Wherever a line in the data below holds "tests", copy that line.

========

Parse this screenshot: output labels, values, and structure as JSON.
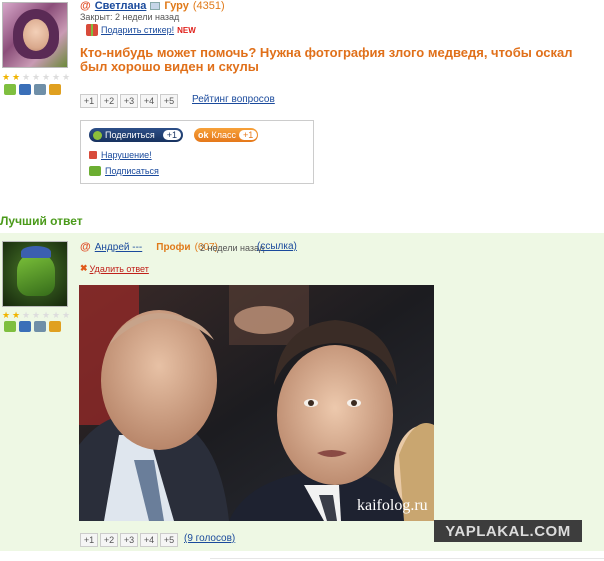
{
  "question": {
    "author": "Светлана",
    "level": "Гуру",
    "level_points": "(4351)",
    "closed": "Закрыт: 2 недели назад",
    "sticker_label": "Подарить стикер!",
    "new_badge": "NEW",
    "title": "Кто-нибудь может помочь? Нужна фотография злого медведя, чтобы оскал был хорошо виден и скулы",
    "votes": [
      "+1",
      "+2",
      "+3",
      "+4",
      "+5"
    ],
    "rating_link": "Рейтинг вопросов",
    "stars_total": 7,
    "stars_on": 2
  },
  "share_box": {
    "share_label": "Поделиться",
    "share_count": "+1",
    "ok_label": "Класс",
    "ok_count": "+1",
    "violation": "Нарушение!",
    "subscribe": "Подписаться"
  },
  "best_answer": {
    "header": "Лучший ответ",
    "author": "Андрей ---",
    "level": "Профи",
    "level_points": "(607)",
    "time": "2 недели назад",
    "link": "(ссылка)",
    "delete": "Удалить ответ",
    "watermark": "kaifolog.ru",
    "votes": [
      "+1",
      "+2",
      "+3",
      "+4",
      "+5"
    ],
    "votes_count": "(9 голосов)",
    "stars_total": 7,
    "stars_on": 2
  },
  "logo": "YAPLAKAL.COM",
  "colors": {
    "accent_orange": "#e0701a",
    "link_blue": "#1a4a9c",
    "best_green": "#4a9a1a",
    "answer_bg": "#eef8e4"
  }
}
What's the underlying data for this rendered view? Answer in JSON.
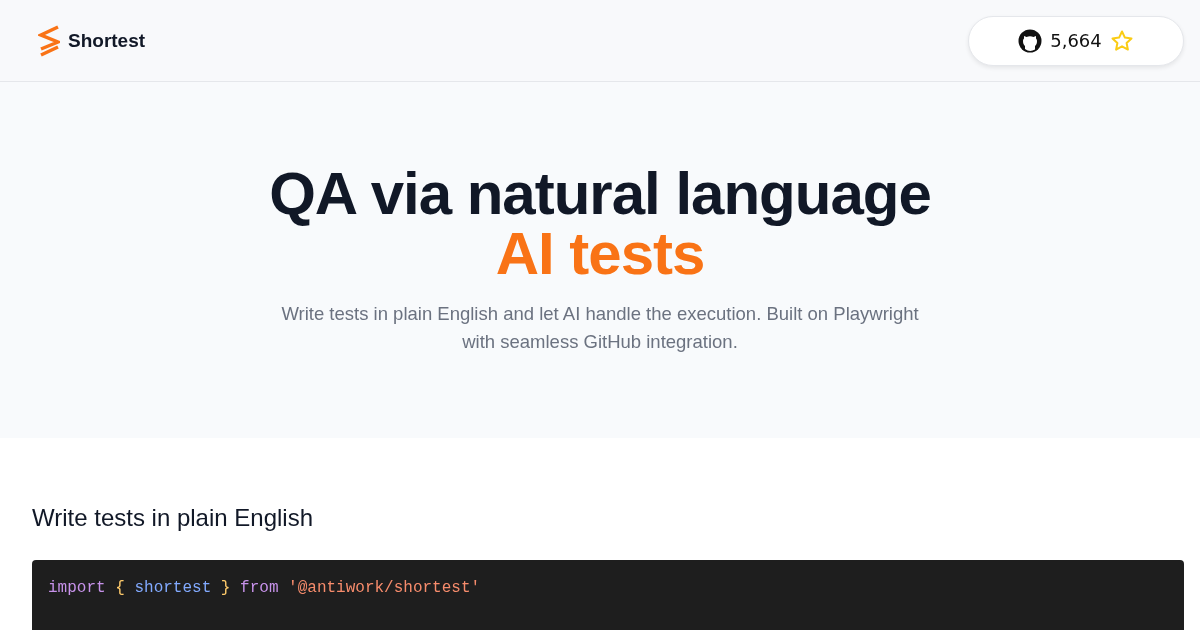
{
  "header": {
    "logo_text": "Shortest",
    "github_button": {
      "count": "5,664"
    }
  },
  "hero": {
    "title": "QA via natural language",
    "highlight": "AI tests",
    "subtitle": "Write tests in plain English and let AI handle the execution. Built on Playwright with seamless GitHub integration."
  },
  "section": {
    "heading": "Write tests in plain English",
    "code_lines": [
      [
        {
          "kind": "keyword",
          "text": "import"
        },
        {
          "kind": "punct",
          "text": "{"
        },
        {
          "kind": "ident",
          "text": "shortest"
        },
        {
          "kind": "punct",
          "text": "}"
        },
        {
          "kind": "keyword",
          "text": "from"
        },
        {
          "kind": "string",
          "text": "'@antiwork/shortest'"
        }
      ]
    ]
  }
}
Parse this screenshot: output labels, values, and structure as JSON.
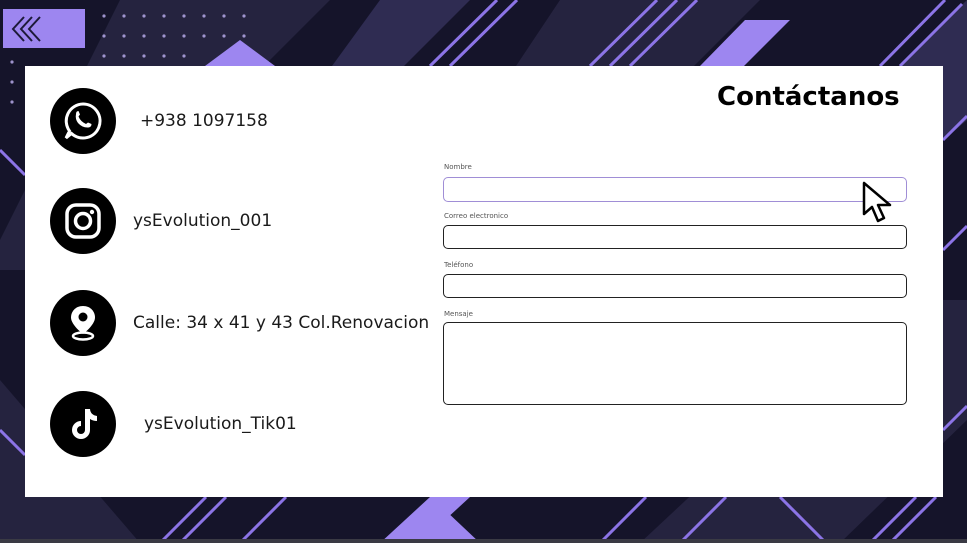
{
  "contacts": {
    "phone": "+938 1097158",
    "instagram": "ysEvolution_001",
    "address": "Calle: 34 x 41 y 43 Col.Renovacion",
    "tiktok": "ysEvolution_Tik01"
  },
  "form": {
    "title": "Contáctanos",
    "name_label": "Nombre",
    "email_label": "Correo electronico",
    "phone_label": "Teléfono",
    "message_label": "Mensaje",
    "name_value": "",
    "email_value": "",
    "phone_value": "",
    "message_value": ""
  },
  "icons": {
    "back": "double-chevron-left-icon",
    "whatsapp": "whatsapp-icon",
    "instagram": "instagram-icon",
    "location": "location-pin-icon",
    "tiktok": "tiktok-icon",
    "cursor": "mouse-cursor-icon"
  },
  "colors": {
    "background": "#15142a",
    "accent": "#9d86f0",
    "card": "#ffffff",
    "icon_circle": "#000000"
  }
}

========

## Result of this exercise
    "highlight": "AI tests",
    "subtitle": "Write tests in plain English and let AI handle the execution. Built on Playwright with seamless GitHub integration."
    "heading": "Write tests in plain English",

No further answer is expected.